(Data Opens)
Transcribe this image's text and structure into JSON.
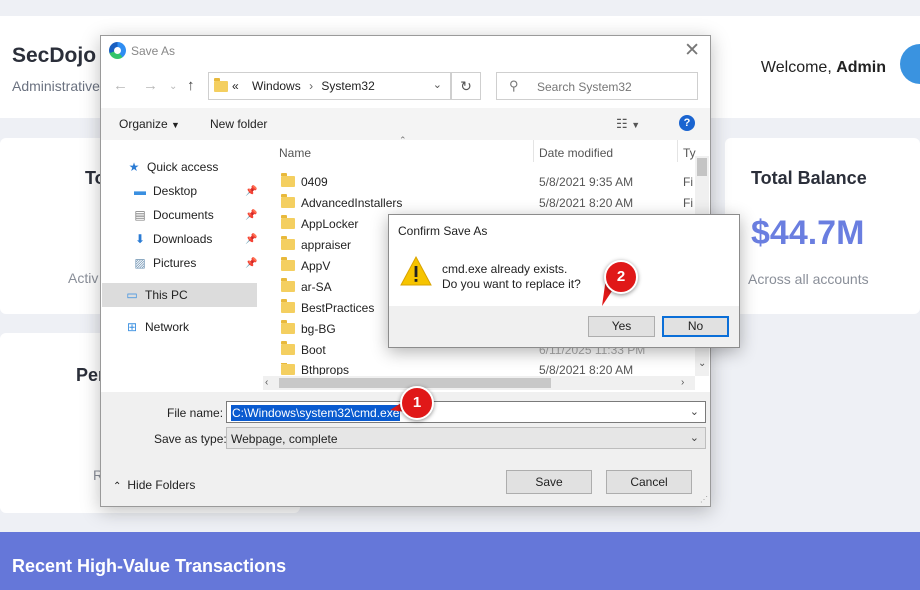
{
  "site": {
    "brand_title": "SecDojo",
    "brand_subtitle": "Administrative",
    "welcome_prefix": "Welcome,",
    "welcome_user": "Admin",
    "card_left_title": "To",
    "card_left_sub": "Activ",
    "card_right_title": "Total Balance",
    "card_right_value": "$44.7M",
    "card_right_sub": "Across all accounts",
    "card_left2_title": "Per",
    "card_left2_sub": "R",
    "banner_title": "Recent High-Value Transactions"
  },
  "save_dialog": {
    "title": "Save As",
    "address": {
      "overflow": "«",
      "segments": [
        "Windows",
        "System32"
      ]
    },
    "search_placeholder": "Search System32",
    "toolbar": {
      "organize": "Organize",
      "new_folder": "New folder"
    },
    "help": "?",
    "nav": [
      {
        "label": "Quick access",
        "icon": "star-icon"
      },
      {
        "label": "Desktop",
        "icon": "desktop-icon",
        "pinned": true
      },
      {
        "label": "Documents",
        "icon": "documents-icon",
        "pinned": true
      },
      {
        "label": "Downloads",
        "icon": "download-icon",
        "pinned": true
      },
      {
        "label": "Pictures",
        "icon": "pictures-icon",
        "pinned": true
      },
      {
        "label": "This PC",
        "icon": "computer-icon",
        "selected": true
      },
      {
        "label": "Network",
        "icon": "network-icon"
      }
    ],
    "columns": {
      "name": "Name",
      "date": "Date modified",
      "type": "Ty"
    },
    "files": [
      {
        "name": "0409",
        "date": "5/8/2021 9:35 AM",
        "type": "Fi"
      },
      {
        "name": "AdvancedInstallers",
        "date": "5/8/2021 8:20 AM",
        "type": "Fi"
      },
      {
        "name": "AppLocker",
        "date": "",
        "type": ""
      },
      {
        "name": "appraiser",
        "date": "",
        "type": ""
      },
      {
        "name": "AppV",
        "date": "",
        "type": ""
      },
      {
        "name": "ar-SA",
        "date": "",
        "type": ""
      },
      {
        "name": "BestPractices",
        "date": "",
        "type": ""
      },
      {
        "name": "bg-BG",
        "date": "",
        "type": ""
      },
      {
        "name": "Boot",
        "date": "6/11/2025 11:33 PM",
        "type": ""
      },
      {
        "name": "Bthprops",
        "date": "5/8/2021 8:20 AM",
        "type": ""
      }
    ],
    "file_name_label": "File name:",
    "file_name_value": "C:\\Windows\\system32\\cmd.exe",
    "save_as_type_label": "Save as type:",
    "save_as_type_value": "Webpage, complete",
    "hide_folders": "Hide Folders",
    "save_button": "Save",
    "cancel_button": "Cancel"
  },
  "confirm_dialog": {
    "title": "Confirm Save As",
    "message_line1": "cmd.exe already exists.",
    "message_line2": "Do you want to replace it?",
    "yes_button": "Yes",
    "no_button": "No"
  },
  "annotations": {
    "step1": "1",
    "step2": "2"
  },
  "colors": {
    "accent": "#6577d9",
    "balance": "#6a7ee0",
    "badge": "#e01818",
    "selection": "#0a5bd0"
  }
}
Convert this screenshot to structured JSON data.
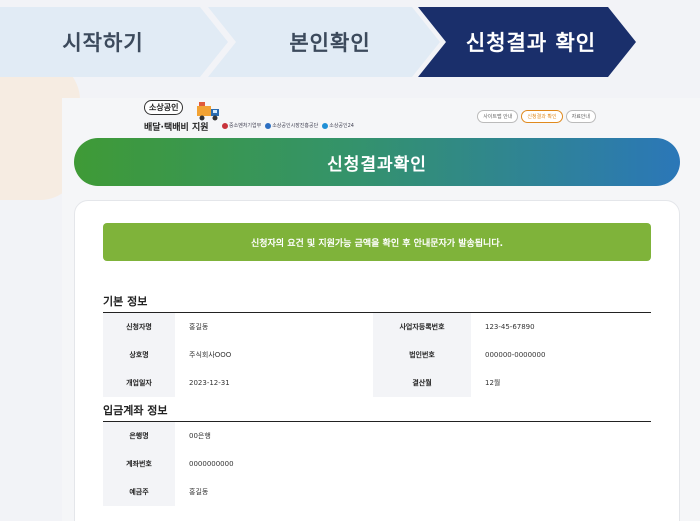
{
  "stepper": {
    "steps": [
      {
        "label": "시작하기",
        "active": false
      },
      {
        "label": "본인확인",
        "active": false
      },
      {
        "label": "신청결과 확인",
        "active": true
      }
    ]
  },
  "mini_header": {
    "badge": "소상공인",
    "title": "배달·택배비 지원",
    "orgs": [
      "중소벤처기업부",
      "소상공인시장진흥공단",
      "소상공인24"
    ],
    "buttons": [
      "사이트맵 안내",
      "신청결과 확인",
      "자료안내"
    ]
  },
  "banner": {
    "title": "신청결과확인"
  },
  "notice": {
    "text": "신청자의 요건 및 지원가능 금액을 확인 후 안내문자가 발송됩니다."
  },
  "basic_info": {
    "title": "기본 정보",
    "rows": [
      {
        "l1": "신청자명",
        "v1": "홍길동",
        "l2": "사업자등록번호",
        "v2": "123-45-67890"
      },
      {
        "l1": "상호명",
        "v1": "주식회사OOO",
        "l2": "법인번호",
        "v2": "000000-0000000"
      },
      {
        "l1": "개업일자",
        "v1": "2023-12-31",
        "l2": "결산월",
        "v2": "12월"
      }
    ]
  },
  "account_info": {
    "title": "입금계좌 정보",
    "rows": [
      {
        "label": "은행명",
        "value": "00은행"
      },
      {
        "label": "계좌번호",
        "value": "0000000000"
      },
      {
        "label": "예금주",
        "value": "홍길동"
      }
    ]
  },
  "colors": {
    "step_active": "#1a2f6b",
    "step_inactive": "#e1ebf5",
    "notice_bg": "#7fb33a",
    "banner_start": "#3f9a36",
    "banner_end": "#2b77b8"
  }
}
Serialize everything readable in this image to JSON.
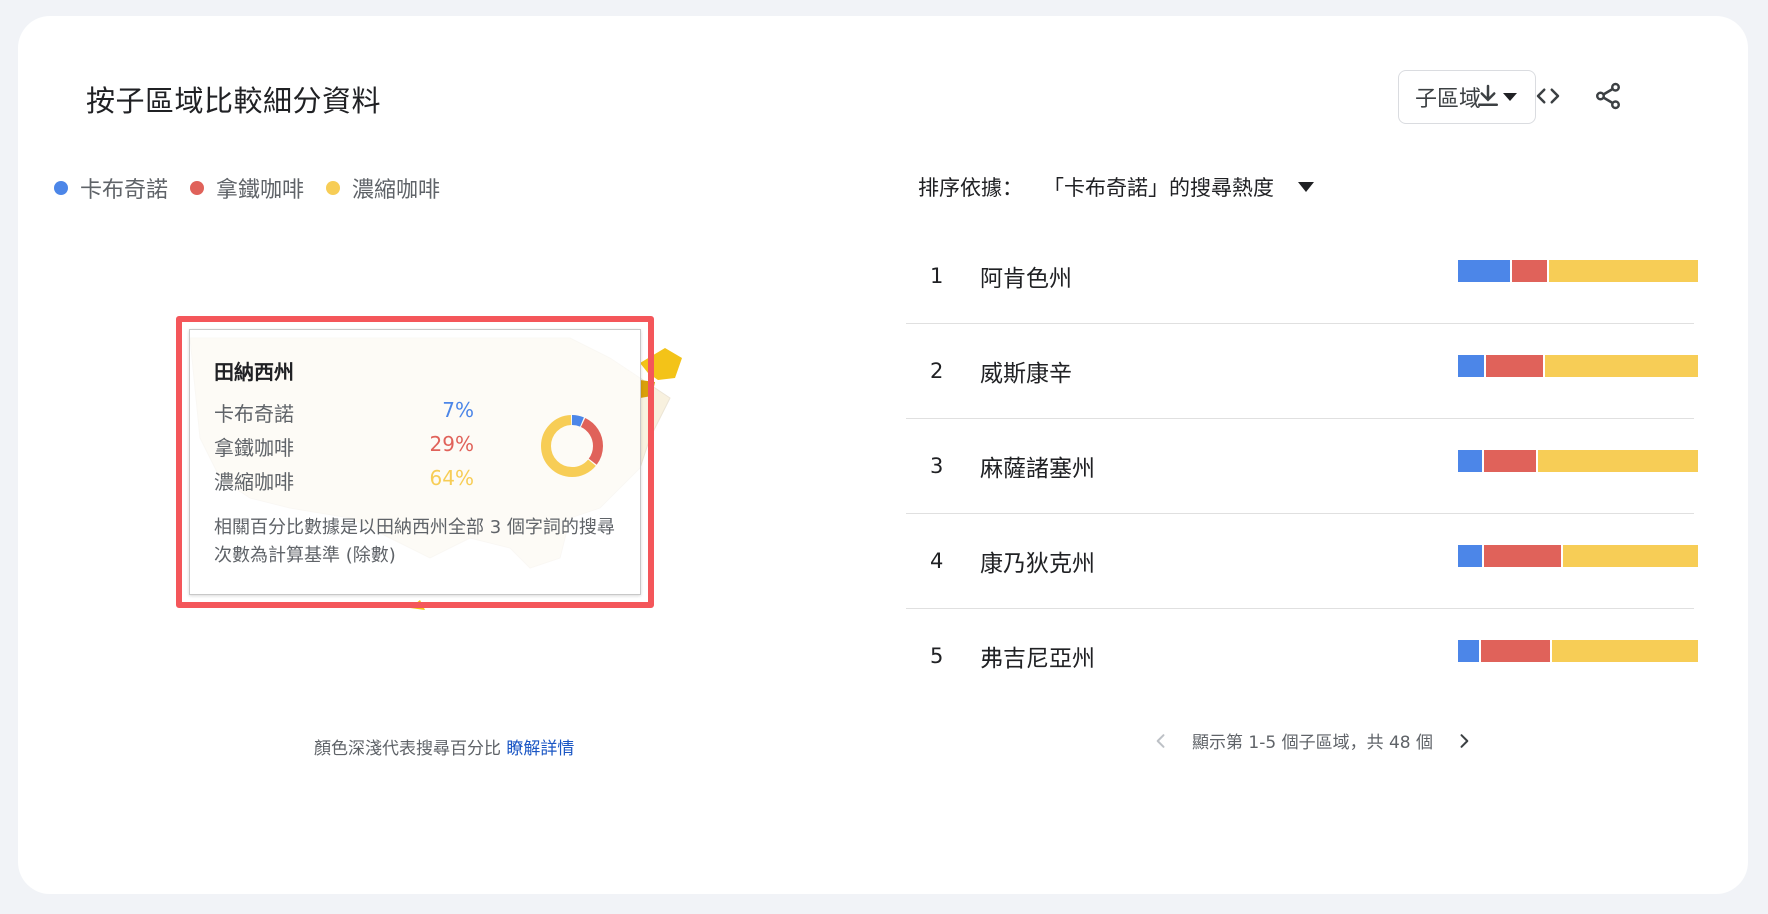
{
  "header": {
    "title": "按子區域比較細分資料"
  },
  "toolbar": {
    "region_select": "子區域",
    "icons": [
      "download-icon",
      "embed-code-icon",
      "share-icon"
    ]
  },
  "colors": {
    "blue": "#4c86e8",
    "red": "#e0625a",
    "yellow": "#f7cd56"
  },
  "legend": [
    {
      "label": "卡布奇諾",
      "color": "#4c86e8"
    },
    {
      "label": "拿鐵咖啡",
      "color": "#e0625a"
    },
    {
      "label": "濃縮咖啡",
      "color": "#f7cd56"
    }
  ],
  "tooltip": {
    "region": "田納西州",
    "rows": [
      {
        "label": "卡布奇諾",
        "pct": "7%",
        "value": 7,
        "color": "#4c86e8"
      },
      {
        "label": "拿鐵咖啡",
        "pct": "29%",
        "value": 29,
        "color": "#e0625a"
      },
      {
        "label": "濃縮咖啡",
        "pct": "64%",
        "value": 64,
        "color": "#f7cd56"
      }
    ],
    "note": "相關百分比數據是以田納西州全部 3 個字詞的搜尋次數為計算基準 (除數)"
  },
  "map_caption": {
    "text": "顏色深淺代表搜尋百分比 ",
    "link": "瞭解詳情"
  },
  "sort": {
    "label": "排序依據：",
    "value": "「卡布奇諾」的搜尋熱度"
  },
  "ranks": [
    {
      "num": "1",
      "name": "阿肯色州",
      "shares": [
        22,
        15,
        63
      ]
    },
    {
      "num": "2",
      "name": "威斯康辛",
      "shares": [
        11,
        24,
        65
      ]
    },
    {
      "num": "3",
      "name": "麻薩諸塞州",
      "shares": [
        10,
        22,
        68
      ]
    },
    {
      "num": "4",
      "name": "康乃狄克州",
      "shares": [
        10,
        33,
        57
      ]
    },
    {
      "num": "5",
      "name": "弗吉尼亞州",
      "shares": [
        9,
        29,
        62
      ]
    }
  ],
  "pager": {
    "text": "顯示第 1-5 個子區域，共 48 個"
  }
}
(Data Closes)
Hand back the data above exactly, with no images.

Transcribe this image's text and structure into JSON.
{
  "site": {
    "brand_title": "SecDojo",
    "brand_subtitle": "Administrative",
    "welcome_prefix": "Welcome,",
    "welcome_user": "Admin",
    "card_left_title": "To",
    "card_left_sub": "Activ",
    "card_right_title": "Total Balance",
    "card_right_value": "$44.7M",
    "card_right_sub": "Across all accounts",
    "card_left2_title": "Per",
    "card_left2_sub": "R",
    "banner_title": "Recent High-Value Transactions"
  },
  "save_dialog": {
    "title": "Save As",
    "address": {
      "overflow": "«",
      "segments": [
        "Windows",
        "System32"
      ]
    },
    "search_placeholder": "Search System32",
    "toolbar": {
      "organize": "Organize",
      "new_folder": "New folder"
    },
    "help": "?",
    "nav": [
      {
        "label": "Quick access",
        "icon": "star-icon"
      },
      {
        "label": "Desktop",
        "icon": "desktop-icon",
        "pinned": true
      },
      {
        "label": "Documents",
        "icon": "documents-icon",
        "pinned": true
      },
      {
        "label": "Downloads",
        "icon": "download-icon",
        "pinned": true
      },
      {
        "label": "Pictures",
        "icon": "pictures-icon",
        "pinned": true
      },
      {
        "label": "This PC",
        "icon": "computer-icon",
        "selected": true
      },
      {
        "label": "Network",
        "icon": "network-icon"
      }
    ],
    "columns": {
      "name": "Name",
      "date": "Date modified",
      "type": "Ty"
    },
    "files": [
      {
        "name": "0409",
        "date": "5/8/2021 9:35 AM",
        "type": "Fi"
      },
      {
        "name": "AdvancedInstallers",
        "date": "5/8/2021 8:20 AM",
        "type": "Fi"
      },
      {
        "name": "AppLocker",
        "date": "",
        "type": ""
      },
      {
        "name": "appraiser",
        "date": "",
        "type": ""
      },
      {
        "name": "AppV",
        "date": "",
        "type": ""
      },
      {
        "name": "ar-SA",
        "date": "",
        "type": ""
      },
      {
        "name": "BestPractices",
        "date": "",
        "type": ""
      },
      {
        "name": "bg-BG",
        "date": "",
        "type": ""
      },
      {
        "name": "Boot",
        "date": "6/11/2025 11:33 PM",
        "type": ""
      },
      {
        "name": "Bthprops",
        "date": "5/8/2021 8:20 AM",
        "type": ""
      }
    ],
    "file_name_label": "File name:",
    "file_name_value": "C:\\Windows\\system32\\cmd.exe",
    "save_as_type_label": "Save as type:",
    "save_as_type_value": "Webpage, complete",
    "hide_folders": "Hide Folders",
    "save_button": "Save",
    "cancel_button": "Cancel"
  },
  "confirm_dialog": {
    "title": "Confirm Save As",
    "message_line1": "cmd.exe already exists.",
    "message_line2": "Do you want to replace it?",
    "yes_button": "Yes",
    "no_button": "No"
  },
  "annotations": {
    "step1": "1",
    "step2": "2"
  },
  "colors": {
    "accent": "#6577d9",
    "balance": "#6a7ee0",
    "badge": "#e01818",
    "selection": "#0a5bd0"
  }
}
Convert this screenshot to structured JSON data.
{
  "stepper": {
    "steps": [
      {
        "label": "시작하기",
        "active": false
      },
      {
        "label": "본인확인",
        "active": false
      },
      {
        "label": "신청결과 확인",
        "active": true
      }
    ]
  },
  "mini_header": {
    "badge": "소상공인",
    "title": "배달·택배비 지원",
    "orgs": [
      "중소벤처기업부",
      "소상공인시장진흥공단",
      "소상공인24"
    ],
    "buttons": [
      "사이트맵 안내",
      "신청결과 확인",
      "자료안내"
    ]
  },
  "banner": {
    "title": "신청결과확인"
  },
  "notice": {
    "text": "신청자의 요건 및 지원가능 금액을 확인 후 안내문자가 발송됩니다."
  },
  "basic_info": {
    "title": "기본 정보",
    "rows": [
      {
        "l1": "신청자명",
        "v1": "홍길동",
        "l2": "사업자등록번호",
        "v2": "123-45-67890"
      },
      {
        "l1": "상호명",
        "v1": "주식회사OOO",
        "l2": "법인번호",
        "v2": "000000-0000000"
      },
      {
        "l1": "개업일자",
        "v1": "2023-12-31",
        "l2": "결산월",
        "v2": "12월"
      }
    ]
  },
  "account_info": {
    "title": "입금계좌 정보",
    "rows": [
      {
        "label": "은행명",
        "value": "00은행"
      },
      {
        "label": "계좌번호",
        "value": "0000000000"
      },
      {
        "label": "예금주",
        "value": "홍길동"
      }
    ]
  },
  "colors": {
    "step_active": "#1a2f6b",
    "step_inactive": "#e1ebf5",
    "notice_bg": "#7fb33a",
    "banner_start": "#3f9a36",
    "banner_end": "#2b77b8"
  }
}
Serialize everything readable in this image to JSON.
{
  "header": {
    "title": "按子區域比較細分資料"
  },
  "toolbar": {
    "region_select": "子區域",
    "icons": [
      "download-icon",
      "embed-code-icon",
      "share-icon"
    ]
  },
  "colors": {
    "blue": "#4c86e8",
    "red": "#e0625a",
    "yellow": "#f7cd56"
  },
  "legend": [
    {
      "label": "卡布奇諾",
      "color": "#4c86e8"
    },
    {
      "label": "拿鐵咖啡",
      "color": "#e0625a"
    },
    {
      "label": "濃縮咖啡",
      "color": "#f7cd56"
    }
  ],
  "tooltip": {
    "region": "田納西州",
    "rows": [
      {
        "label": "卡布奇諾",
        "pct": "7%",
        "value": 7,
        "color": "#4c86e8"
      },
      {
        "label": "拿鐵咖啡",
        "pct": "29%",
        "value": 29,
        "color": "#e0625a"
      },
      {
        "label": "濃縮咖啡",
        "pct": "64%",
        "value": 64,
        "color": "#f7cd56"
      }
    ],
    "note": "相關百分比數據是以田納西州全部 3 個字詞的搜尋次數為計算基準 (除數)"
  },
  "map_caption": {
    "text": "顏色深淺代表搜尋百分比 ",
    "link": "瞭解詳情"
  },
  "sort": {
    "label": "排序依據：",
    "value": "「卡布奇諾」的搜尋熱度"
  },
  "ranks": [
    {
      "num": "1",
      "name": "阿肯色州",
      "shares": [
        22,
        15,
        63
      ]
    },
    {
      "num": "2",
      "name": "威斯康辛",
      "shares": [
        11,
        24,
        65
      ]
    },
    {
      "num": "3",
      "name": "麻薩諸塞州",
      "shares": [
        10,
        22,
        68
      ]
    },
    {
      "num": "4",
      "name": "康乃狄克州",
      "shares": [
        10,
        33,
        57
      ]
    },
    {
      "num": "5",
      "name": "弗吉尼亞州",
      "shares": [
        9,
        29,
        62
      ]
    }
  ],
  "pager": {
    "text": "顯示第 1-5 個子區域，共 48 個"
  }
}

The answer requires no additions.